> **Your task**:
Each entry must be duplicated precisely, with nothing left out.
(Input)
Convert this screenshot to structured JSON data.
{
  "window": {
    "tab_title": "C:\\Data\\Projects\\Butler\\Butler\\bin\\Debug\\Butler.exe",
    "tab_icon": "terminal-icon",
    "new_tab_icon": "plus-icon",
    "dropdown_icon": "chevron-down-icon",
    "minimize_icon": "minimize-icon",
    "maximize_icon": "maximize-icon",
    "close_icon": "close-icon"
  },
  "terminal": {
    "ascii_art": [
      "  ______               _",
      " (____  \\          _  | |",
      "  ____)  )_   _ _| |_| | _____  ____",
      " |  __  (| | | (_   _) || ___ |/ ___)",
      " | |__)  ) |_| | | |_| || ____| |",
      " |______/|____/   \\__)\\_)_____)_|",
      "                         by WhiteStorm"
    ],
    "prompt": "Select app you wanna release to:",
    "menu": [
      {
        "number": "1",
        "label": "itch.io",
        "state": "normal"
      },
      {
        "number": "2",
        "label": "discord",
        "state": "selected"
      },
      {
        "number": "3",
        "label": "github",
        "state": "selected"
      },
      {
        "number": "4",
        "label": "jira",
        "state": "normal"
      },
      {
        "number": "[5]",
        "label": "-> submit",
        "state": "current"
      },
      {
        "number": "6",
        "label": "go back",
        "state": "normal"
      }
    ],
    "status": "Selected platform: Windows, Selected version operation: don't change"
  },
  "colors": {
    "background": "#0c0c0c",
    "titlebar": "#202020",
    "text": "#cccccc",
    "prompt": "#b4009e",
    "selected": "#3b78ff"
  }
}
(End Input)
> **Solution for this exercise**:
Convert this screenshot to structured JSON data.
{
  "window": {
    "tab_title": "C:\\Data\\Projects\\Butler\\Butler\\bin\\Debug\\Butler.exe",
    "tab_icon": "terminal-icon",
    "new_tab_icon": "plus-icon",
    "dropdown_icon": "chevron-down-icon",
    "minimize_icon": "minimize-icon",
    "maximize_icon": "maximize-icon",
    "close_icon": "close-icon"
  },
  "terminal": {
    "ascii_art": [
      "  ______               _",
      " (____  \\          _  | |",
      "  ____)  )_   _ _| |_| | _____  ____",
      " |  __  (| | | (_   _) || ___ |/ ___)",
      " | |__)  ) |_| | | |_| || ____| |",
      " |______/|____/   \\__)\\_)_____)_|",
      "                         by WhiteStorm"
    ],
    "prompt": "Select app you wanna release to:",
    "menu": [
      {
        "number": "1",
        "label": "itch.io",
        "state": "normal"
      },
      {
        "number": "2",
        "label": "discord",
        "state": "selected"
      },
      {
        "number": "3",
        "label": "github",
        "state": "selected"
      },
      {
        "number": "4",
        "label": "jira",
        "state": "normal"
      },
      {
        "number": "[5]",
        "label": "-> submit",
        "state": "current"
      },
      {
        "number": "6",
        "label": "go back",
        "state": "normal"
      }
    ],
    "status": "Selected platform: Windows, Selected version operation: don't change"
  },
  "colors": {
    "background": "#0c0c0c",
    "titlebar": "#202020",
    "text": "#cccccc",
    "prompt": "#b4009e",
    "selected": "#3b78ff"
  }
}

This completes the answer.